● Exercise aim
A verbatim repeat of the lines below is required, with the pictures removed.

[[ Records for this task, beginning ]]

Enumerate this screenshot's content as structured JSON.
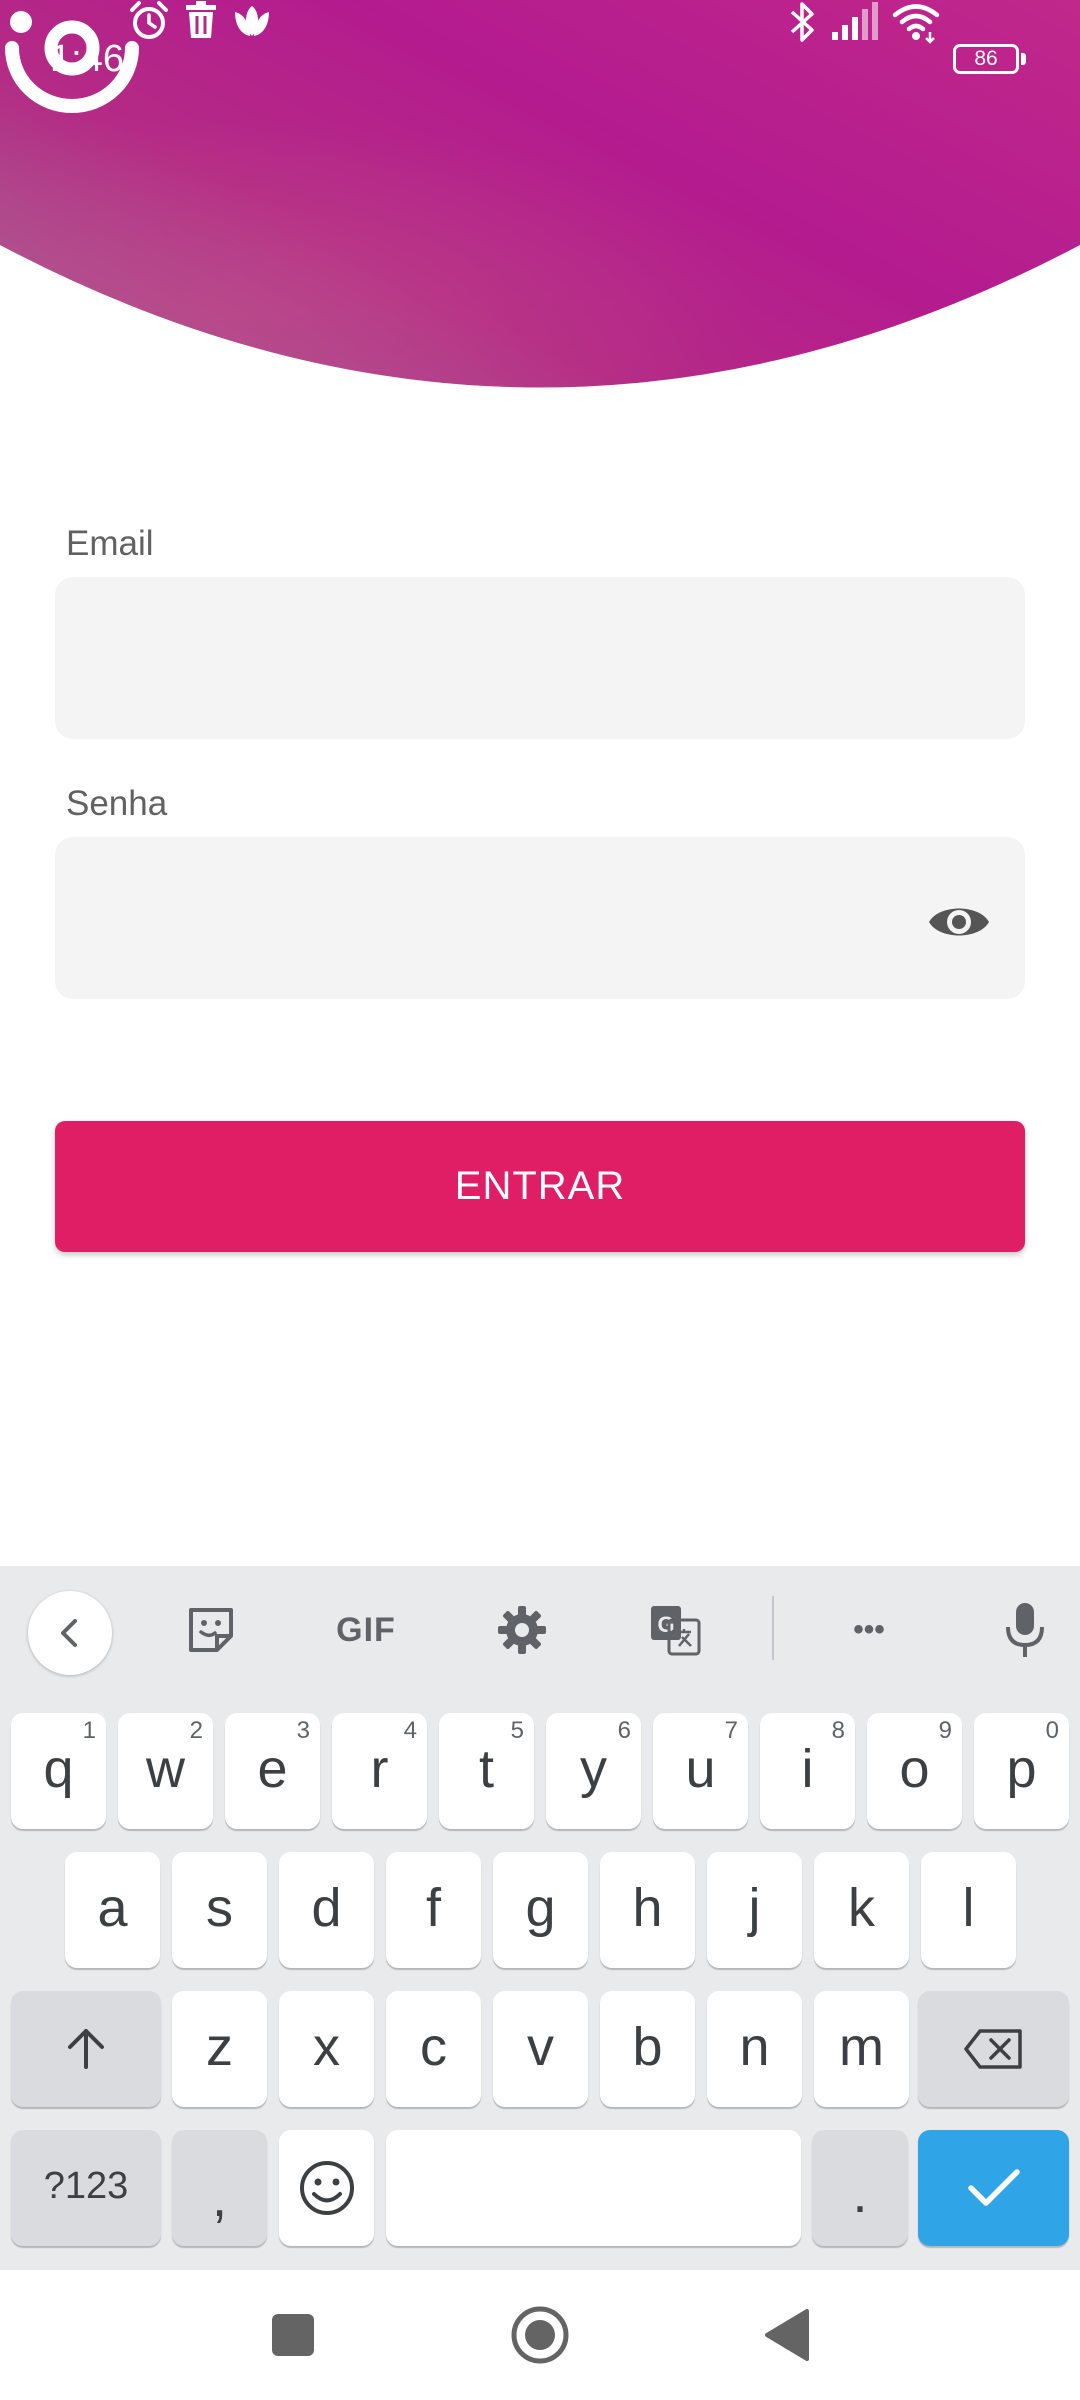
{
  "status_bar": {
    "time": "1:46",
    "left_icons": [
      "alarm-icon",
      "trash-icon",
      "lotus-icon"
    ],
    "right_icons": [
      "bluetooth-icon",
      "signal-icon",
      "wifi-icon",
      "battery-icon"
    ],
    "battery": "86"
  },
  "header": {
    "colors": {
      "gradient_start": "#a83f86",
      "gradient_mid": "#b51f8f",
      "gradient_end": "#c4278e",
      "logo": "#ffffff"
    },
    "logo_icon": "app-logo-icon"
  },
  "form": {
    "email_label": "Email",
    "email_value": "",
    "password_label": "Senha",
    "password_value": "",
    "password_toggle_icon": "eye-icon",
    "submit_label": "ENTRAR",
    "submit_color": "#e01e65"
  },
  "keyboard": {
    "toolbar": [
      "chevron-left-icon",
      "sticker-icon",
      "GIF",
      "gear-icon",
      "translate-icon",
      "more-icon",
      "microphone-icon"
    ],
    "gif_label": "GIF",
    "more_label": "•••",
    "row1": [
      {
        "key": "q",
        "hint": "1"
      },
      {
        "key": "w",
        "hint": "2"
      },
      {
        "key": "e",
        "hint": "3"
      },
      {
        "key": "r",
        "hint": "4"
      },
      {
        "key": "t",
        "hint": "5"
      },
      {
        "key": "y",
        "hint": "6"
      },
      {
        "key": "u",
        "hint": "7"
      },
      {
        "key": "i",
        "hint": "8"
      },
      {
        "key": "o",
        "hint": "9"
      },
      {
        "key": "p",
        "hint": "0"
      }
    ],
    "row2": [
      "a",
      "s",
      "d",
      "f",
      "g",
      "h",
      "j",
      "k",
      "l"
    ],
    "row3": [
      "z",
      "x",
      "c",
      "v",
      "b",
      "n",
      "m"
    ],
    "symbols_label": "?123",
    "comma_label": ",",
    "period_label": ".",
    "enter_color": "#2fa4e6"
  },
  "nav_bar": {
    "buttons": [
      "recents-icon",
      "home-icon",
      "back-icon"
    ]
  }
}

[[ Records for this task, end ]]

● Output for this task
Enumerate this screenshot's content as structured JSON.
{
  "status_bar": {
    "time": "1:46",
    "left_icons": [
      "alarm-icon",
      "trash-icon",
      "lotus-icon"
    ],
    "right_icons": [
      "bluetooth-icon",
      "signal-icon",
      "wifi-icon",
      "battery-icon"
    ],
    "battery": "86"
  },
  "header": {
    "colors": {
      "gradient_start": "#a83f86",
      "gradient_mid": "#b51f8f",
      "gradient_end": "#c4278e",
      "logo": "#ffffff"
    },
    "logo_icon": "app-logo-icon"
  },
  "form": {
    "email_label": "Email",
    "email_value": "",
    "password_label": "Senha",
    "password_value": "",
    "password_toggle_icon": "eye-icon",
    "submit_label": "ENTRAR",
    "submit_color": "#e01e65"
  },
  "keyboard": {
    "toolbar": [
      "chevron-left-icon",
      "sticker-icon",
      "GIF",
      "gear-icon",
      "translate-icon",
      "more-icon",
      "microphone-icon"
    ],
    "gif_label": "GIF",
    "more_label": "•••",
    "row1": [
      {
        "key": "q",
        "hint": "1"
      },
      {
        "key": "w",
        "hint": "2"
      },
      {
        "key": "e",
        "hint": "3"
      },
      {
        "key": "r",
        "hint": "4"
      },
      {
        "key": "t",
        "hint": "5"
      },
      {
        "key": "y",
        "hint": "6"
      },
      {
        "key": "u",
        "hint": "7"
      },
      {
        "key": "i",
        "hint": "8"
      },
      {
        "key": "o",
        "hint": "9"
      },
      {
        "key": "p",
        "hint": "0"
      }
    ],
    "row2": [
      "a",
      "s",
      "d",
      "f",
      "g",
      "h",
      "j",
      "k",
      "l"
    ],
    "row3": [
      "z",
      "x",
      "c",
      "v",
      "b",
      "n",
      "m"
    ],
    "symbols_label": "?123",
    "comma_label": ",",
    "period_label": ".",
    "enter_color": "#2fa4e6"
  },
  "nav_bar": {
    "buttons": [
      "recents-icon",
      "home-icon",
      "back-icon"
    ]
  }
}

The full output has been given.